RECORD EXTRACTS
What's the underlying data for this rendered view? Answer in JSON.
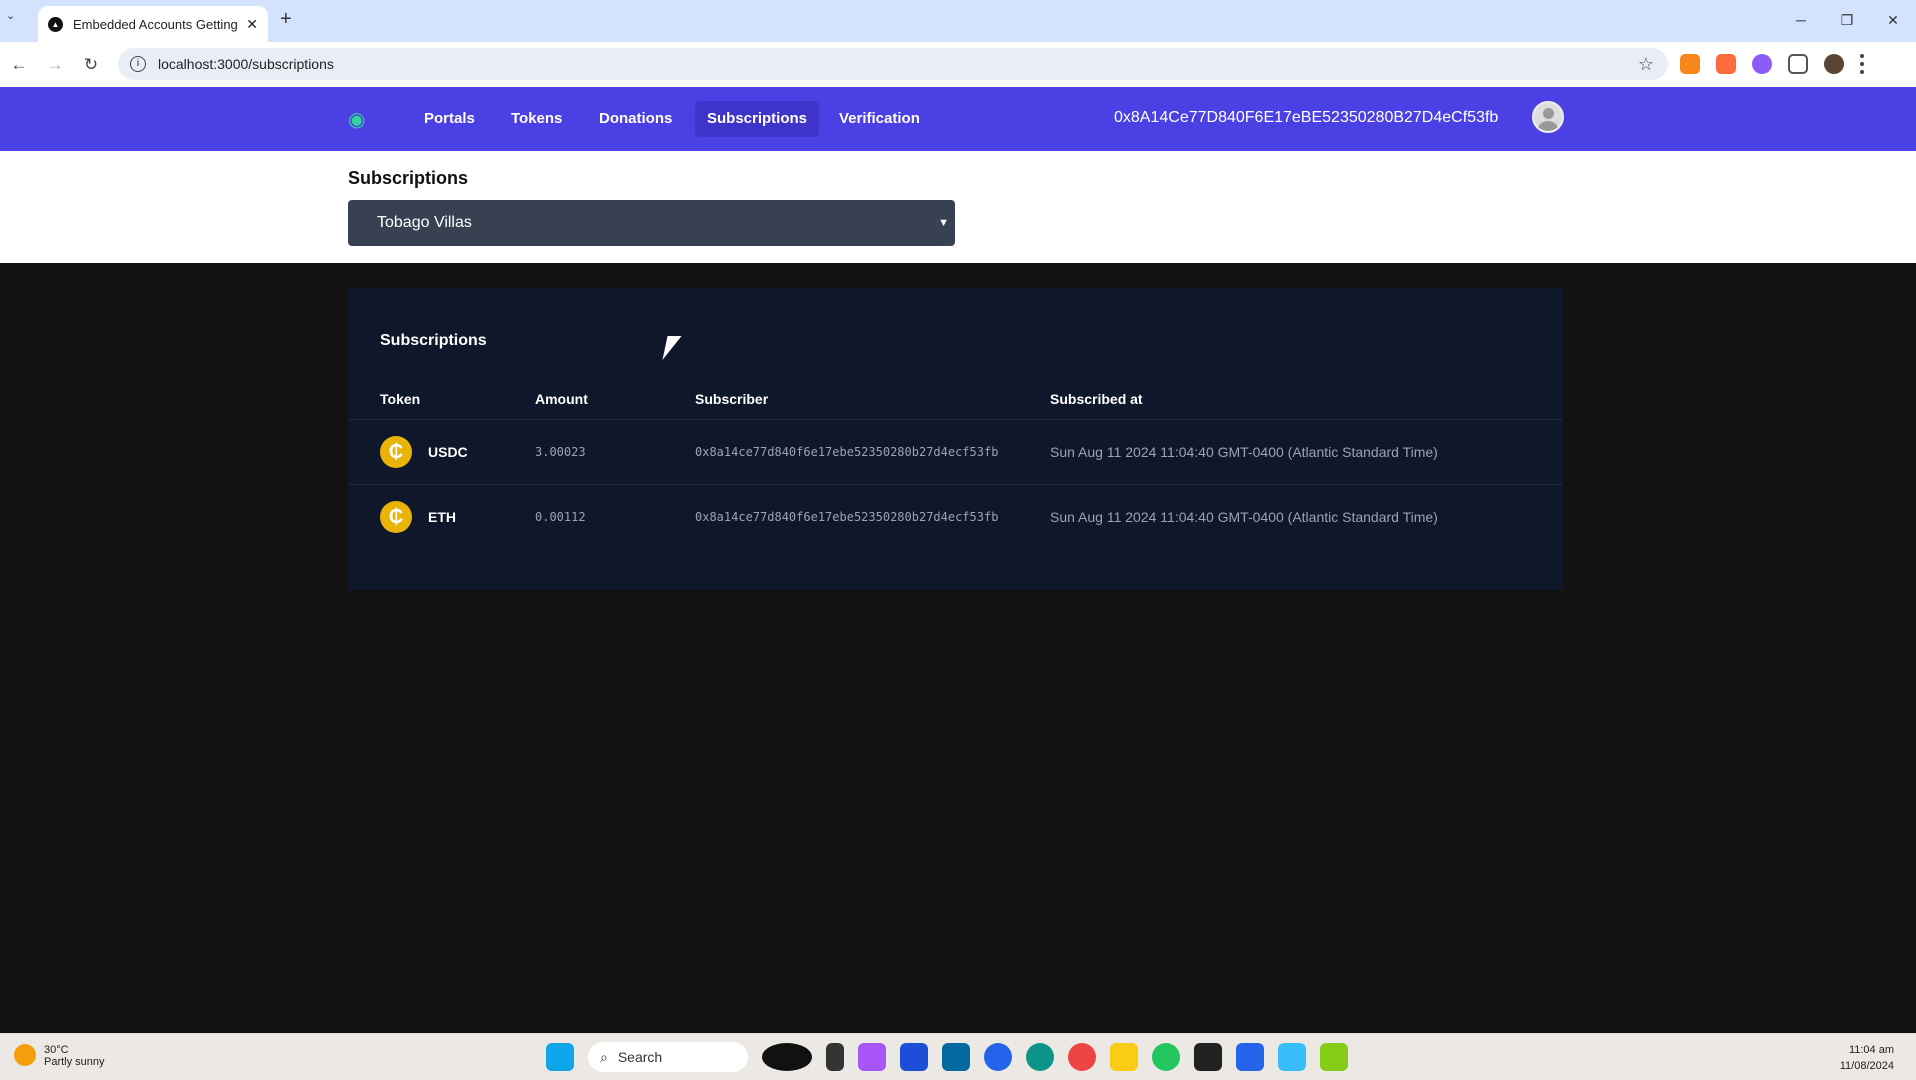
{
  "browser": {
    "tab_title": "Embedded Accounts Getting Started",
    "url": "localhost:3000/subscriptions"
  },
  "nav": {
    "items": [
      {
        "label": "Portals"
      },
      {
        "label": "Tokens"
      },
      {
        "label": "Donations"
      },
      {
        "label": "Subscriptions",
        "active": true
      },
      {
        "label": "Verification"
      }
    ],
    "wallet": "0x8A14Ce77D840F6E17eBE52350280B27D4eCf53fb",
    "accent": "#4b40e3"
  },
  "page": {
    "title": "Subscriptions",
    "select_value": "Tobago Villas"
  },
  "table": {
    "title": "Subscriptions",
    "headers": [
      "Token",
      "Amount",
      "Subscriber",
      "Subscribed at"
    ],
    "rows": [
      {
        "token": "USDC",
        "amount": "3.00023",
        "subscriber": "0x8a14ce77d840f6e17ebe52350280b27d4ecf53fb",
        "date": "Sun Aug 11 2024 11:04:40 GMT-0400 (Atlantic Standard Time)"
      },
      {
        "token": "ETH",
        "amount": "0.00112",
        "subscriber": "0x8a14ce77d840f6e17ebe52350280b27d4ecf53fb",
        "date": "Sun Aug 11 2024 11:04:40 GMT-0400 (Atlantic Standard Time)"
      }
    ]
  },
  "taskbar": {
    "temp": "30°C",
    "weather": "Partly sunny",
    "search": "Search",
    "time": "11:04 am",
    "date": "11/08/2024"
  }
}
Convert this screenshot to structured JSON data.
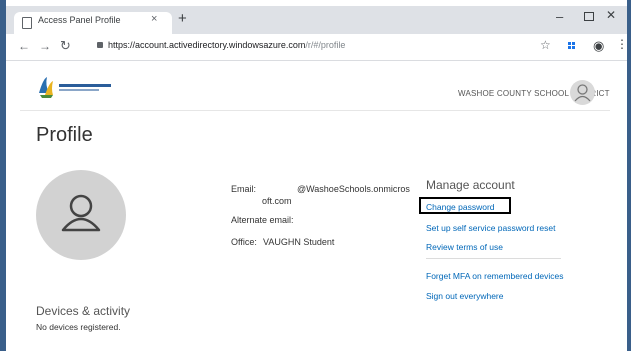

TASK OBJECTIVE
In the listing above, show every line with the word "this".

RESPONSE
What's the underlying data for this rendered view? Answer in JSON.
Convert this screenshot to structured JSON data.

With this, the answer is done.